C-_* c 7C Utah 20 San Jose 7 losers are among the finest teams in the |ji |lf AIIII
beating For 75 Utah State 27 Colorado State 16 llnt _. aflrf . rQ+ . 1/kLll Mill/
Vanderbilt 17 Tuiane is country, ana should be rated accordingly.
Carry Out Delivery v.pT ova 27 wmS r m & Mary 7 Alabama and U.C.L.A., for example, have
Was y SSiiSSw. 2 ; been bwten three times, but certainly are lit mr ||AU| II
373-3377 Western Michigan 21 Ohio u io among the top teams in the nation.
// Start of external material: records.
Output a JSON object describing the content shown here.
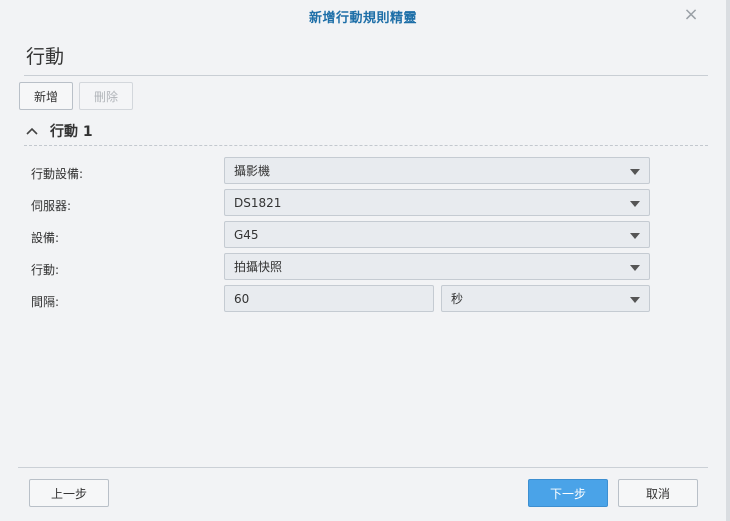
{
  "dialog": {
    "title": "新增行動規則精靈",
    "close_glyph": "×"
  },
  "page_title": "行動",
  "toolbar": {
    "add_label": "新增",
    "delete_label": "刪除"
  },
  "section": {
    "label": "行動 1",
    "expanded": true
  },
  "form": {
    "device_type": {
      "label": "行動設備:",
      "value": "攝影機"
    },
    "server": {
      "label": "伺服器:",
      "value": "DS1821"
    },
    "device": {
      "label": "設備:",
      "value": "G45"
    },
    "action": {
      "label": "行動:",
      "value": "拍攝快照"
    },
    "interval": {
      "label": "間隔:",
      "value": "60",
      "unit": "秒"
    }
  },
  "footer": {
    "prev_label": "上一步",
    "next_label": "下一步",
    "cancel_label": "取消"
  },
  "colors": {
    "title": "#1e6fa8",
    "primary_button": "#4aa3e8"
  }
}
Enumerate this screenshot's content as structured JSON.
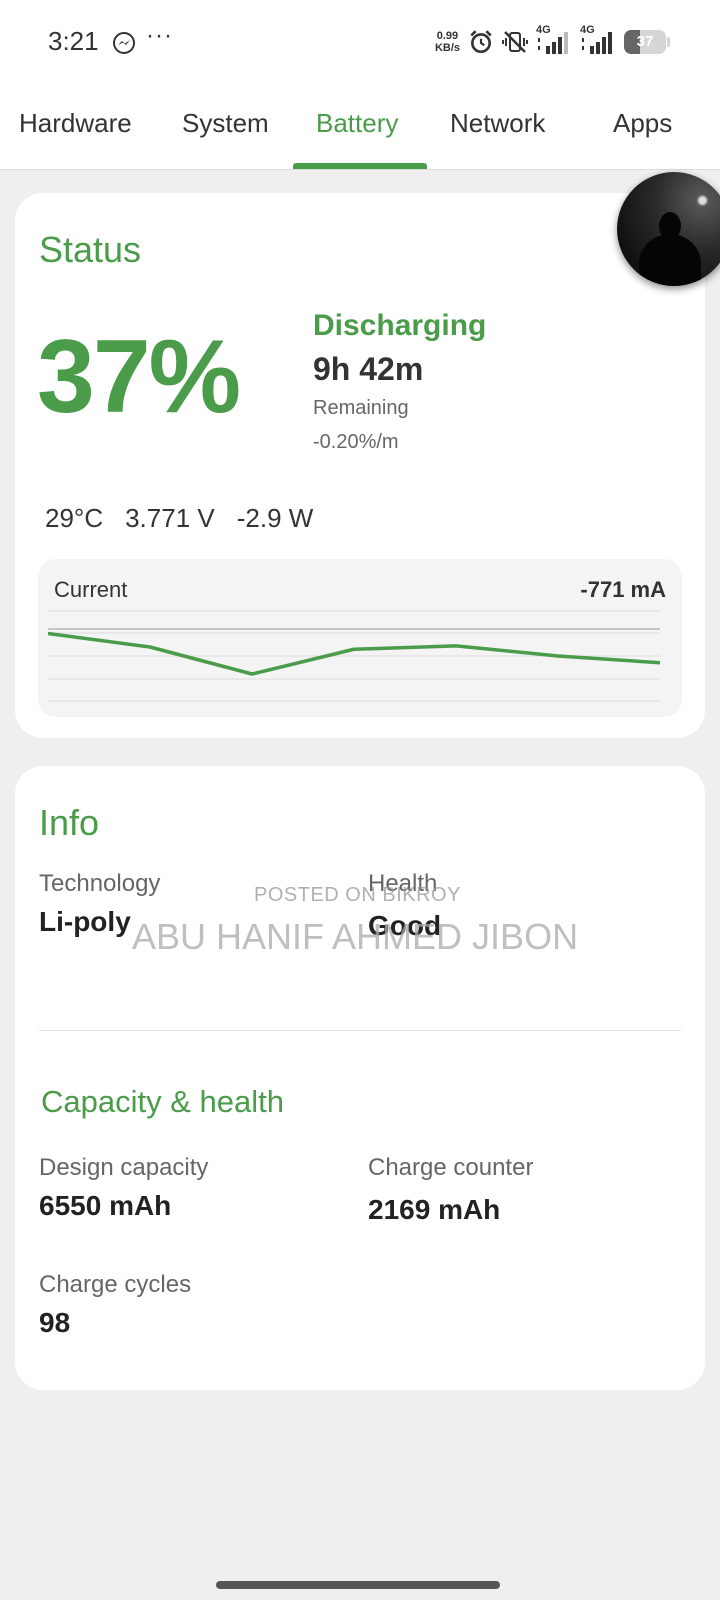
{
  "status_bar": {
    "time": "3:21",
    "more": "···",
    "speed_value": "0.99",
    "speed_unit": "KB/s",
    "network_1": "4G",
    "network_2": "4G",
    "battery_level": "37",
    "battery_fraction": 0.37
  },
  "tabs": [
    {
      "label": "Hardware",
      "active": false
    },
    {
      "label": "System",
      "active": false
    },
    {
      "label": "Battery",
      "active": true
    },
    {
      "label": "Network",
      "active": false
    },
    {
      "label": "Apps",
      "active": false
    }
  ],
  "status": {
    "title": "Status",
    "percent": "37%",
    "state": "Discharging",
    "time_remaining": "9h 42m",
    "remaining_label": "Remaining",
    "rate": "-0.20%/m",
    "temperature": "29°C",
    "voltage": "3.771 V",
    "power": "-2.9 W",
    "current_label": "Current",
    "current_value": "-771 mA"
  },
  "chart_data": {
    "type": "line",
    "series": [
      {
        "values": [
          -700,
          -760,
          -880,
          -770,
          -755,
          -800,
          -830
        ]
      }
    ],
    "reference_line": -680,
    "ylim": [
      -1000,
      -600
    ],
    "grid": true
  },
  "info": {
    "title": "Info",
    "technology_label": "Technology",
    "technology_value": "Li-poly",
    "health_label": "Health",
    "health_value": "Good"
  },
  "capacity": {
    "title": "Capacity & health",
    "design_capacity_label": "Design capacity",
    "design_capacity_value": "6550 mAh",
    "charge_counter_label": "Charge counter",
    "charge_counter_value": "2169 mAh",
    "charge_cycles_label": "Charge cycles",
    "charge_cycles_value": "98"
  },
  "watermark": {
    "line1": "POSTED ON BIKROY",
    "line2": "ABU HANIF AHMED JIBON"
  },
  "colors": {
    "accent": "#4a9b4a",
    "background": "#efefef",
    "card": "#ffffff"
  }
}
Ml] MV
Other Games South and Southwest This is probably only a partial answer to *" lllfc lIV f f aa
stitaV la it the Q*tions we receive, asking why
Arkansas Tech 20 Southern State 7 we Still include Missouri in OUT Top A X
UAUCTAUIUr- Chattanooga g 2 f 20... why umMttttd teams such s, AT
lUnQrVrl InU US.m n SSky IJ te? y chi,n IS Dartmouth and Toledo aren't included (our
Elizabeth city 21 Fayetteville 13 Elite Group, as we've said in the past, is not
VvH GiemJiMe 14 weTtva. state 8 haven for undefeated teams!)... or why
<* Hampden-Sydney 30 Henry J Stanford might be 16th one week and 9th ill JIJ6fV
FRI. SAT. SUN. ST'seSST a SiSuSSSK, the >'*'* al ra '' s interesting to speculate /iLAIfV^
D a Jacksonville 26 nw Louisiana 20 > *> relative power of college football
rastram 1-Coleslaw tsp* I! gS"' Newm,n iJ teams, and naturally, ours in only one
Rapps Dressing Se Tennessee is tSTSS, iJ P* nio "- We can be a. wrong a. anyone elwl
ali in one" SSgSri.n Io iJ squabble, that will be brewing Saturday, it's I I Iff #1 sis #
iewanee M mSSSlton & Lee 7 <****** to where any of the tofwanked
se Louisiana 27 Youngstown 14 powers will hav6>much trouble. (It seems we
sw Texas 27 East Texas 25 made a foolish statement like that a couple
************************** Texas Lutheran 23 Jackson State 16 f W6eks *9 about 8 181811 Called Southern
Dmacf D*al o JO ID West bertv 33 Tssrh Mississippi!) Our new Number One teem,
KOfIST M6l 2.4 VLB Western Kentucky 26 Morehead 7 Texas, will beet S.M.U. by 28 TO GO ALONG WITH
I Wofford 40 Waynesburg 7 pojntj
WeTw!ll"Deliver | the MST DAMN SANDWICHES
Sat And Sun INTHE AREA
From 12:00 Noon- FREE DELIVERY DAY £ NITE
ENJOY AT RAPP^
#-ii i\nr r university plaza and cin city
GatorsGive Auburn 3761252
A Rapp In The Mouth! s 37ft 1230 ;
. .idgai'i -t, ,V,v, .f tt(< t 4 4 4-4 44.4.. ee 4 4-4 .. ... _ 4 *